As for the other assertion that Microsoft’s Silverlight will be “first to market” on the iPhone, well I personally don’t think Apple cares if Silverlight or Flash, both or either get on the iPhone. Steve is holding all the keys to all the doors of the iPhone. If it enhances the Apple brand without losing too much control, he’ll do it. But I doubt Apple is weak enough to be bought, bullied or cajoled into doing anything it doesn’t want to do, from Microsoft, Adobe or the user base crying out for either. Apple has long since become a monopoly in its own right, and despite its PR, is far from being the “company for the people” that it once was. You worship at the iChurch of Apple or you go home, and you don’t tell the priesthood how to operate.

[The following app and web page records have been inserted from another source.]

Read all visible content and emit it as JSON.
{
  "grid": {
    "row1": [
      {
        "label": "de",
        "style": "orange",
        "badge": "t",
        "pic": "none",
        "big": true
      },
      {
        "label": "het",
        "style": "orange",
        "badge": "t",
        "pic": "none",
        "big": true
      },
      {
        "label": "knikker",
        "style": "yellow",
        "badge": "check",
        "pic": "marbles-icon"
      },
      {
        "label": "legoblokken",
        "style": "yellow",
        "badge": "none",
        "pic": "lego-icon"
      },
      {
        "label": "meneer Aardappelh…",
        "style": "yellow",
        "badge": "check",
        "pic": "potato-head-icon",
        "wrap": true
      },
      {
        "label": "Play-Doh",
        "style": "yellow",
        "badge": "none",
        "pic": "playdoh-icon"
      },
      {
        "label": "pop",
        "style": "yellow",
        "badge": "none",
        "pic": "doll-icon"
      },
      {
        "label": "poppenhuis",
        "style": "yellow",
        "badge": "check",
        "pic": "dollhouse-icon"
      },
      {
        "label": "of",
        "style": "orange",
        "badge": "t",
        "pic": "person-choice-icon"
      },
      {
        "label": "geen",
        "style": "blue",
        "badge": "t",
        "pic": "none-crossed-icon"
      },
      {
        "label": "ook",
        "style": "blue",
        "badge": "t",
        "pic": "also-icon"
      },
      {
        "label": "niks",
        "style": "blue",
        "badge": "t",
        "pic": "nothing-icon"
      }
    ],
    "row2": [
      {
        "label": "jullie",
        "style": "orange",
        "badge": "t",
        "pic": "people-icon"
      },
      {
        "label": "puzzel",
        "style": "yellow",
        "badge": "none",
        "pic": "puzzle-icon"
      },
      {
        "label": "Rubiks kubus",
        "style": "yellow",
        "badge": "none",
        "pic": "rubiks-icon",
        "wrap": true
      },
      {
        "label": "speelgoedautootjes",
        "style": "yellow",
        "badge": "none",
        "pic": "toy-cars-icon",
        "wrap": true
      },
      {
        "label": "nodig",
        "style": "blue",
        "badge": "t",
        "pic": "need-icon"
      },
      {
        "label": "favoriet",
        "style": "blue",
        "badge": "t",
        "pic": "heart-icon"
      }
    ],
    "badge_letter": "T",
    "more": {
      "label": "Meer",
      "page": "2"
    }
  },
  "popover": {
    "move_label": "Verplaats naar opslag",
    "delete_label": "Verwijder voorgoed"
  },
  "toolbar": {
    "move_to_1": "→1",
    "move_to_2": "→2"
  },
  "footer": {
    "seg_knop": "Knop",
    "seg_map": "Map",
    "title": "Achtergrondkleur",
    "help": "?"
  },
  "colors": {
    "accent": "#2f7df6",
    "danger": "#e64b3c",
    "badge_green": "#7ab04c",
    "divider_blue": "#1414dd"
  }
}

Having said that, everyone assumes there’s this incredibly aggressive war going on between Apple and Adobe. What if there is no such thing going on, and Apple and Adobe are merely taking their time to sort out the mutual licensing rights, as it is definitely in both parties’ interests to come to a satisfying solution? Quicktime, PDF, iTunes, DRM, FLV, SWF, Flash Player, iPhone OS — all these are proprietary technologies, on both sides, and getting them to legally play well together will take time for the suits and the engineers to work out.
Personally, I don’t give a toss if the iPhone has Flash or not right now. I’m having too much fun developing Flex and AIR apps. Flash on the iPhone will come. And when it does, it’ll be cool. But I’d rather have faith that these two goliaths will work out a decent solution rather than give in to all the fear and loathing going on. So please, let’s give the limp “Apple is doing an f-you to Adobe” rumours a rest, eh?